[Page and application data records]
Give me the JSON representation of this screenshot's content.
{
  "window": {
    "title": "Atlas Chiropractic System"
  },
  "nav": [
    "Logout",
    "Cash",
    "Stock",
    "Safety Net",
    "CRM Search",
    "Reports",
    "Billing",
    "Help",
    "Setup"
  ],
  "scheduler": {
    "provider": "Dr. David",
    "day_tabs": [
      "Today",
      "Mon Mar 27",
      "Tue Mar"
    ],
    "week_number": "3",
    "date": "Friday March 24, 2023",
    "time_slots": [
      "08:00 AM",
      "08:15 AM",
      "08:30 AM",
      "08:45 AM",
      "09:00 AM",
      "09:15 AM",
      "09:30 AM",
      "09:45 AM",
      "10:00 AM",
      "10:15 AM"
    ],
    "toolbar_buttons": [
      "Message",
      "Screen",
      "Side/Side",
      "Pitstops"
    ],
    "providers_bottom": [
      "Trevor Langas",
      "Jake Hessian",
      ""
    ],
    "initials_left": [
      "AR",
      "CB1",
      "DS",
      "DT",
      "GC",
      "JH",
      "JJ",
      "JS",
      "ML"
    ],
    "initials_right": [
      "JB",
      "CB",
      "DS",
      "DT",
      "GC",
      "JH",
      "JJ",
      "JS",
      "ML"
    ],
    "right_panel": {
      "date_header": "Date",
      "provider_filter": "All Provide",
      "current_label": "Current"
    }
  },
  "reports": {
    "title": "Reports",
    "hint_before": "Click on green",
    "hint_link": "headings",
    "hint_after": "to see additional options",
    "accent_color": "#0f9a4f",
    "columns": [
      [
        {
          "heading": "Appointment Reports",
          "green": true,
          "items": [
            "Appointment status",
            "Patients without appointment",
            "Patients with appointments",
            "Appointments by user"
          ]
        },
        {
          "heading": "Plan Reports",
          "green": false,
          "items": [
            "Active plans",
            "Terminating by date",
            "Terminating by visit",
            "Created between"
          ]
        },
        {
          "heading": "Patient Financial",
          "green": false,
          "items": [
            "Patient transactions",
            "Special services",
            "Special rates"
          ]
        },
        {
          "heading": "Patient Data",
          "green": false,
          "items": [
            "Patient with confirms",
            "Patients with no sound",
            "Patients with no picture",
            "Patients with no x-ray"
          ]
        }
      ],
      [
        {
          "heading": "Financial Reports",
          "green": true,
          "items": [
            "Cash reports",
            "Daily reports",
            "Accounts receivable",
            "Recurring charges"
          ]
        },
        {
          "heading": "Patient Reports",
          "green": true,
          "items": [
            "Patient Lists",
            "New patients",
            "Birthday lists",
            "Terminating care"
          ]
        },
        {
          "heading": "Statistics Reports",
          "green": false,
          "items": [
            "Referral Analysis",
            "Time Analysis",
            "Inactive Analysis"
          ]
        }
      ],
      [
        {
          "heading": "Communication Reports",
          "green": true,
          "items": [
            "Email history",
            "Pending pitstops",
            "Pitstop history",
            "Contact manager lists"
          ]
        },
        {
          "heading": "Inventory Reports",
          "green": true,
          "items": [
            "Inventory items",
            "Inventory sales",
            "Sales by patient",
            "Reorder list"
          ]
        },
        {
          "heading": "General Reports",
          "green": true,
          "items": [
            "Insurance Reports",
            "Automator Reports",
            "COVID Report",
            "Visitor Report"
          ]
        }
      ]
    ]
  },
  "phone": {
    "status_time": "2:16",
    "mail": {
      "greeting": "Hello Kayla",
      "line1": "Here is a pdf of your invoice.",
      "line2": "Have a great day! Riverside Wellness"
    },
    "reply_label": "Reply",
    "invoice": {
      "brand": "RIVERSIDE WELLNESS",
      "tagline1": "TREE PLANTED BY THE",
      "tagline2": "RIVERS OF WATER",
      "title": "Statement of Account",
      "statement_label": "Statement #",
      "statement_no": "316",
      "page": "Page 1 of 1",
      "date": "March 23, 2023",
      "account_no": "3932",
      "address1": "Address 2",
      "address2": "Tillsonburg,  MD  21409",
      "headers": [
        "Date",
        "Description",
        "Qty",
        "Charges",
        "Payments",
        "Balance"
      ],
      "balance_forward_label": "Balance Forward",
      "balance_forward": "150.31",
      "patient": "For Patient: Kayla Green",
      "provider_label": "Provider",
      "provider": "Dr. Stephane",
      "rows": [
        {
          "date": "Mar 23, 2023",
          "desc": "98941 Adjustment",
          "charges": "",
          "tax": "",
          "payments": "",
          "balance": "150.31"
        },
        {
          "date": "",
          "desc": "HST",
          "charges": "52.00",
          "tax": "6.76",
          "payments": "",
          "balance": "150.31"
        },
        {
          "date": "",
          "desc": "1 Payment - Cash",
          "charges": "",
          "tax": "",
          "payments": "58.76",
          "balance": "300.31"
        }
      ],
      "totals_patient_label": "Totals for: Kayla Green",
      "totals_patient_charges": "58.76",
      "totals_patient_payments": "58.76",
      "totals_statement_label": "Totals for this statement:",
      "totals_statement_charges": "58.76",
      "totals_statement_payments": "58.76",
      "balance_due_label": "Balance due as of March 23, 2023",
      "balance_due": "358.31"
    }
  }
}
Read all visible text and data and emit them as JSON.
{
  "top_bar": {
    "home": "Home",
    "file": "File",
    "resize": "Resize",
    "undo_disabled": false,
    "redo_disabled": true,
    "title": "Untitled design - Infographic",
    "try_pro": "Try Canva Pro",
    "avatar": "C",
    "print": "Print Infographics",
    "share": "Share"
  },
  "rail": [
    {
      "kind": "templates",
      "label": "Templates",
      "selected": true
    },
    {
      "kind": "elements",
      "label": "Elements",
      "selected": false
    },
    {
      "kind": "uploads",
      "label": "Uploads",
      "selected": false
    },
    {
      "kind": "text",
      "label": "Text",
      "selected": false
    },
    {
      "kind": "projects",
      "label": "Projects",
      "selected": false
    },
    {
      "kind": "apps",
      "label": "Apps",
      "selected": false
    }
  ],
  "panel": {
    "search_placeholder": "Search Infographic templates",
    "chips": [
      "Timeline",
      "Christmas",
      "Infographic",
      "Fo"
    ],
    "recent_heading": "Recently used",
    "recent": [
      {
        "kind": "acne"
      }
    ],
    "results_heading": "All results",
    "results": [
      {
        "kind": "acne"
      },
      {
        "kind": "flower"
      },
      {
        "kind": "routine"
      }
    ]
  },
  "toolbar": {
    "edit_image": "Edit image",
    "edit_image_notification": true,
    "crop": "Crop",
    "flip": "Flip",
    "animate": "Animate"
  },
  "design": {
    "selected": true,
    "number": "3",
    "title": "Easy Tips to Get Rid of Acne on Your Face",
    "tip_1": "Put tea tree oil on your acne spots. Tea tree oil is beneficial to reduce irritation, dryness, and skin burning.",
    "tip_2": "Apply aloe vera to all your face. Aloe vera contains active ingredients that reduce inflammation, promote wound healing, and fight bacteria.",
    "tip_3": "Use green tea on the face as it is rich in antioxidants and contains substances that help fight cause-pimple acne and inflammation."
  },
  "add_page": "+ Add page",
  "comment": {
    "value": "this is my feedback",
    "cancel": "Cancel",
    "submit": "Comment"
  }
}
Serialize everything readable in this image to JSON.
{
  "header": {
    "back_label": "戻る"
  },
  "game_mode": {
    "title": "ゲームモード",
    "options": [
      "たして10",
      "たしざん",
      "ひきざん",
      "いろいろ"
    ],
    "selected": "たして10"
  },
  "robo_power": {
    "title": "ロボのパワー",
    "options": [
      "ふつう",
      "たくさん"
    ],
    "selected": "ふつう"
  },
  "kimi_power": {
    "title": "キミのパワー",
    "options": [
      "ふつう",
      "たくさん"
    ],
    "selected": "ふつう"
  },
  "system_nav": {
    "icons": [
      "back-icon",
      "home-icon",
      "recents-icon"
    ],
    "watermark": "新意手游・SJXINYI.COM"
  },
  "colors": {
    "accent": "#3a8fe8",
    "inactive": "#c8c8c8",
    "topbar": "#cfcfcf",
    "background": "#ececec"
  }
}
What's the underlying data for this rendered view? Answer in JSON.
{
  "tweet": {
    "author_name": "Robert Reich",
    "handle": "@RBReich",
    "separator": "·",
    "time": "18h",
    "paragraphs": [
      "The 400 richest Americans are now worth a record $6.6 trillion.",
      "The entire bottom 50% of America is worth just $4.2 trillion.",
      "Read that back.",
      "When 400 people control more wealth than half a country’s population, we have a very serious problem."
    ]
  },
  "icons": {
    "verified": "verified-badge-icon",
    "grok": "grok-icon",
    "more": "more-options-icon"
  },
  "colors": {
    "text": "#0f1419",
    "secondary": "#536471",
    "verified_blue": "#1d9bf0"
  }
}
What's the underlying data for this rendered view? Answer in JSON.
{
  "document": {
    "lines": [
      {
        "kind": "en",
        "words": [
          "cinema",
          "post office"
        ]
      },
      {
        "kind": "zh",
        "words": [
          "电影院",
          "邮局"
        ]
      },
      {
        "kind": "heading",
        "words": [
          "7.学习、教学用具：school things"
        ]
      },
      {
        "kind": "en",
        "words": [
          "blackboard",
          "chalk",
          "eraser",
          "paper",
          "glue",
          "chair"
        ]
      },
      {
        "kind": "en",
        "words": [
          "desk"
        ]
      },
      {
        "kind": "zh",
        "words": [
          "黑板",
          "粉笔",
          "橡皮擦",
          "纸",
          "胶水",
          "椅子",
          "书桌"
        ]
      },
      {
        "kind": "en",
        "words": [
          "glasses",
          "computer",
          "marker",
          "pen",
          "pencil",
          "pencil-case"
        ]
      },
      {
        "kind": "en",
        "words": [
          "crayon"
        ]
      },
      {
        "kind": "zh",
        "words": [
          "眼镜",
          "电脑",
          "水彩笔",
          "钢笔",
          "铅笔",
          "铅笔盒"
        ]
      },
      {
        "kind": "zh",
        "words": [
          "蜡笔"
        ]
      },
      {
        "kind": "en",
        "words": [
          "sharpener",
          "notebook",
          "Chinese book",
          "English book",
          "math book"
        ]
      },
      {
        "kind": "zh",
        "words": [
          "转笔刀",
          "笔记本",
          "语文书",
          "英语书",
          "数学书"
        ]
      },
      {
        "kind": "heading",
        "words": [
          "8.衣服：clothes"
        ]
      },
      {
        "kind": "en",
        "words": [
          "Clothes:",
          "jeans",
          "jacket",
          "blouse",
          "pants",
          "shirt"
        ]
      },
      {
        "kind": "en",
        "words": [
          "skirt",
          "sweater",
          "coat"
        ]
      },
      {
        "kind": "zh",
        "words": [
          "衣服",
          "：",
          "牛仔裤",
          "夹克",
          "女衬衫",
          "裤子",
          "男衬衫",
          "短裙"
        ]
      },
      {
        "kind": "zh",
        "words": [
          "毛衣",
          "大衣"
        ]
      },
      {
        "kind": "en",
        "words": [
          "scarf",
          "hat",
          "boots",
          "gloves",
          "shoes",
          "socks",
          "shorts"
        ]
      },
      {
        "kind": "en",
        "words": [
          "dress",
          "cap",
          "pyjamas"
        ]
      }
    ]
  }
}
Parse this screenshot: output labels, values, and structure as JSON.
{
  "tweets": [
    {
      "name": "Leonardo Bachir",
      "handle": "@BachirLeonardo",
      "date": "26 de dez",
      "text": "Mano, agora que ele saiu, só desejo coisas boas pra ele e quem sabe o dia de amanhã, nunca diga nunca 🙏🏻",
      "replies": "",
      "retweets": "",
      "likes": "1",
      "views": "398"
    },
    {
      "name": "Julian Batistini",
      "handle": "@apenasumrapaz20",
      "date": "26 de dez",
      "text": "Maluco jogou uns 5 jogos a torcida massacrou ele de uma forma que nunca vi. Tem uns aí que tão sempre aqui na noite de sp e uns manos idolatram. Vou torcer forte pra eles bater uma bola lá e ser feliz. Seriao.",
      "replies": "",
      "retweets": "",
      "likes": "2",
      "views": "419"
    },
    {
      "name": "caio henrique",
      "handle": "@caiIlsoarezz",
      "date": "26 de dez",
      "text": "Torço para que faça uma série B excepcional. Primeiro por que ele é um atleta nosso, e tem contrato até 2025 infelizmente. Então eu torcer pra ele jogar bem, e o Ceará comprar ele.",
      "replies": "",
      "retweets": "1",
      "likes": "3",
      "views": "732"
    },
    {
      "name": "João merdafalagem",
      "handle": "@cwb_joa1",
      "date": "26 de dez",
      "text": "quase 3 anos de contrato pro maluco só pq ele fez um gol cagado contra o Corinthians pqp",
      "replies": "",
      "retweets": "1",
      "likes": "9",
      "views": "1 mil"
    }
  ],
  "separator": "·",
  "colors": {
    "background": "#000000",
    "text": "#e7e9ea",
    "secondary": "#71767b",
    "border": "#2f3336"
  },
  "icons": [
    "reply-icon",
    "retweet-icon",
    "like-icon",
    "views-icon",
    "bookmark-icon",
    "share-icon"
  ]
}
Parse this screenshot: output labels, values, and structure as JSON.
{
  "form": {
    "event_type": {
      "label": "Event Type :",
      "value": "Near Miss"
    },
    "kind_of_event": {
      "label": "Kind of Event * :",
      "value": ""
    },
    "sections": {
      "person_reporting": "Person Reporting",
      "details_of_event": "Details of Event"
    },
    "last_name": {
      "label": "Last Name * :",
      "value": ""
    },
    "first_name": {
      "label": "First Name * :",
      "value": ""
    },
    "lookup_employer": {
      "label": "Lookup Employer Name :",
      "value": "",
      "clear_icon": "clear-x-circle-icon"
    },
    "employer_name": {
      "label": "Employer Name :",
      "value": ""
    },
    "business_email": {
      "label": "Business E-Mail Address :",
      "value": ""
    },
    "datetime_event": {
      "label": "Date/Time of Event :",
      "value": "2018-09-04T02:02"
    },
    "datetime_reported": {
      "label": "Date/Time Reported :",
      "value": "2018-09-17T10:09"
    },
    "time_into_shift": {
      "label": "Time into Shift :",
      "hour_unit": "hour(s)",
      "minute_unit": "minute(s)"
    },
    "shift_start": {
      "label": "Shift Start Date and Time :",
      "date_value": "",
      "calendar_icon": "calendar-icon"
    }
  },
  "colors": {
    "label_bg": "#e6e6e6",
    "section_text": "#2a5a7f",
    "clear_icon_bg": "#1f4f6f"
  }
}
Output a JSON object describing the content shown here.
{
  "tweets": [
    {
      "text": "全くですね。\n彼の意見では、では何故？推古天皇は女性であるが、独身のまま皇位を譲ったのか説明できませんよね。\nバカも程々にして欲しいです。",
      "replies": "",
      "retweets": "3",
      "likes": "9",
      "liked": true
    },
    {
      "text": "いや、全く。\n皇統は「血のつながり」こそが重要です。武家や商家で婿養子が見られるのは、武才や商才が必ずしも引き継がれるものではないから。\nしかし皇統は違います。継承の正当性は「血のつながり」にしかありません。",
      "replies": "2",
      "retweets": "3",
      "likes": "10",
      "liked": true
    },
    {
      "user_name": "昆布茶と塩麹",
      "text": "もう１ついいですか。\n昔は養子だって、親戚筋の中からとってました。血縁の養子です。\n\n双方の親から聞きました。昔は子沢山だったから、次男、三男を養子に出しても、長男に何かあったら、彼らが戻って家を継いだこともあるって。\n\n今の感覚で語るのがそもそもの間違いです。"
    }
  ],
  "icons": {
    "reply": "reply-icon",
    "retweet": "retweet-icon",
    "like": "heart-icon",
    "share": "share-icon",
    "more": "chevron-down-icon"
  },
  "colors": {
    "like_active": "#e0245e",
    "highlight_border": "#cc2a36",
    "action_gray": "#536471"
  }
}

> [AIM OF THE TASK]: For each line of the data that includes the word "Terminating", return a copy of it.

> [WRITTEN SOLUTION]:
            "Terminating by date",
            "Terminating by visit",
            "Terminating care"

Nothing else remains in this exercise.